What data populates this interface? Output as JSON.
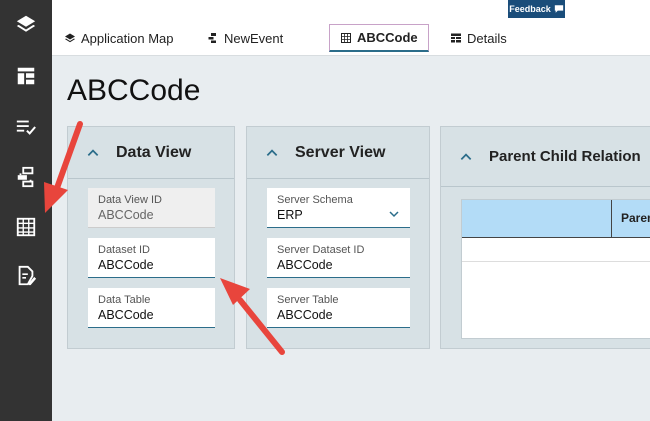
{
  "sidebar": {
    "icons": [
      "layers-icon",
      "layout-icon",
      "checklist-icon",
      "flow-icon",
      "grid-icon",
      "edit-doc-icon"
    ]
  },
  "tabs": [
    {
      "label": "Application Map",
      "icon": "layers-icon"
    },
    {
      "label": "NewEvent",
      "icon": "flow-icon"
    },
    {
      "label": "ABCCode",
      "icon": "grid-icon",
      "active": true
    },
    {
      "label": "Details",
      "icon": "table-icon"
    }
  ],
  "feedback": {
    "label": "Feedback"
  },
  "page": {
    "title": "ABCCode"
  },
  "data_view": {
    "title": "Data View",
    "fields": [
      {
        "label": "Data View ID",
        "value": "ABCCode",
        "readonly": true
      },
      {
        "label": "Dataset ID",
        "value": "ABCCode"
      },
      {
        "label": "Data Table",
        "value": "ABCCode"
      }
    ]
  },
  "server_view": {
    "title": "Server View",
    "fields": [
      {
        "label": "Server Schema",
        "value": "ERP"
      },
      {
        "label": "Server Dataset ID",
        "value": "ABCCode"
      },
      {
        "label": "Server Table",
        "value": "ABCCode"
      }
    ]
  },
  "parent_child": {
    "title": "Parent Child Relation",
    "grid_header": "Paren"
  },
  "colors": {
    "sidebar": "#333333",
    "accent": "#2b6d8a",
    "panel": "#d7e1e5",
    "grid_header": "#b3dcf7",
    "arrow": "#e8453c",
    "feedback": "#1a4d7a"
  }
}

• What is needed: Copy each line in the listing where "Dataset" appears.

• Result of the exercise:
        "label": "Dataset ID",
        "label": "Server Dataset ID",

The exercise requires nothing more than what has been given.